PROBLEM TO SOLVE — Repeat, word for word, all the data that follows, and exclude the pictures.

DATASET RECORDS —
=====

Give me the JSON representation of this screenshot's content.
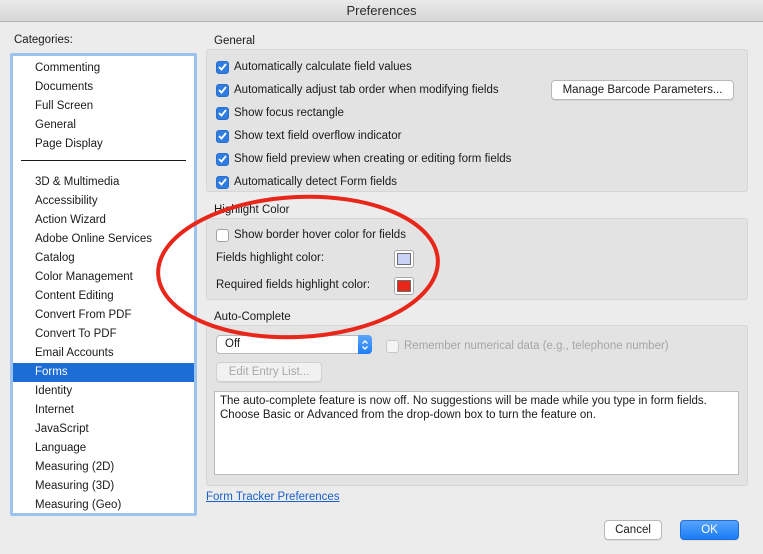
{
  "window": {
    "title": "Preferences"
  },
  "categories": {
    "label": "Categories:",
    "top_items": [
      "Commenting",
      "Documents",
      "Full Screen",
      "General",
      "Page Display"
    ],
    "items": [
      "3D & Multimedia",
      "Accessibility",
      "Action Wizard",
      "Adobe Online Services",
      "Catalog",
      "Color Management",
      "Content Editing",
      "Convert From PDF",
      "Convert To PDF",
      "Email Accounts",
      "Forms",
      "Identity",
      "Internet",
      "JavaScript",
      "Language",
      "Measuring (2D)",
      "Measuring (3D)",
      "Measuring (Geo)"
    ],
    "selected": "Forms"
  },
  "general": {
    "title": "General",
    "options": [
      {
        "label": "Automatically calculate field values",
        "checked": true
      },
      {
        "label": "Automatically adjust tab order when modifying fields",
        "checked": true
      },
      {
        "label": "Show focus rectangle",
        "checked": true
      },
      {
        "label": "Show text field overflow indicator",
        "checked": true
      },
      {
        "label": "Show field preview when creating or editing form fields",
        "checked": true
      },
      {
        "label": "Automatically detect Form fields",
        "checked": true
      }
    ],
    "barcode_button": "Manage Barcode Parameters..."
  },
  "highlight": {
    "title": "Highlight Color",
    "hover_option": {
      "label": "Show border hover color for fields",
      "checked": false
    },
    "fields_label": "Fields highlight color:",
    "fields_color": "#c8d3f5",
    "required_label": "Required fields highlight color:",
    "required_color": "#e8261a"
  },
  "autocomplete": {
    "title": "Auto-Complete",
    "selected_value": "Off",
    "remember_label": "Remember numerical data (e.g., telephone number)",
    "remember_checked": false,
    "edit_button": "Edit Entry List...",
    "description": "The auto-complete feature is now off. No suggestions will be made while you type in form fields. Choose Basic or Advanced from the drop-down box to turn the feature on."
  },
  "footer": {
    "link": "Form Tracker Preferences",
    "cancel": "Cancel",
    "ok": "OK"
  },
  "annotation_color": "#e8261a"
}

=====

ANSWER TO THIS PROBLEM —
Give me the JSON representation of this screenshot's content.
{
  "window": {
    "title": "Preferences"
  },
  "categories": {
    "label": "Categories:",
    "top_items": [
      "Commenting",
      "Documents",
      "Full Screen",
      "General",
      "Page Display"
    ],
    "items": [
      "3D & Multimedia",
      "Accessibility",
      "Action Wizard",
      "Adobe Online Services",
      "Catalog",
      "Color Management",
      "Content Editing",
      "Convert From PDF",
      "Convert To PDF",
      "Email Accounts",
      "Forms",
      "Identity",
      "Internet",
      "JavaScript",
      "Language",
      "Measuring (2D)",
      "Measuring (3D)",
      "Measuring (Geo)"
    ],
    "selected": "Forms"
  },
  "general": {
    "title": "General",
    "options": [
      {
        "label": "Automatically calculate field values",
        "checked": true
      },
      {
        "label": "Automatically adjust tab order when modifying fields",
        "checked": true
      },
      {
        "label": "Show focus rectangle",
        "checked": true
      },
      {
        "label": "Show text field overflow indicator",
        "checked": true
      },
      {
        "label": "Show field preview when creating or editing form fields",
        "checked": true
      },
      {
        "label": "Automatically detect Form fields",
        "checked": true
      }
    ],
    "barcode_button": "Manage Barcode Parameters..."
  },
  "highlight": {
    "title": "Highlight Color",
    "hover_option": {
      "label": "Show border hover color for fields",
      "checked": false
    },
    "fields_label": "Fields highlight color:",
    "fields_color": "#c8d3f5",
    "required_label": "Required fields highlight color:",
    "required_color": "#e8261a"
  },
  "autocomplete": {
    "title": "Auto-Complete",
    "selected_value": "Off",
    "remember_label": "Remember numerical data (e.g., telephone number)",
    "remember_checked": false,
    "edit_button": "Edit Entry List...",
    "description": "The auto-complete feature is now off. No suggestions will be made while you type in form fields. Choose Basic or Advanced from the drop-down box to turn the feature on."
  },
  "footer": {
    "link": "Form Tracker Preferences",
    "cancel": "Cancel",
    "ok": "OK"
  },
  "annotation_color": "#e8261a"
}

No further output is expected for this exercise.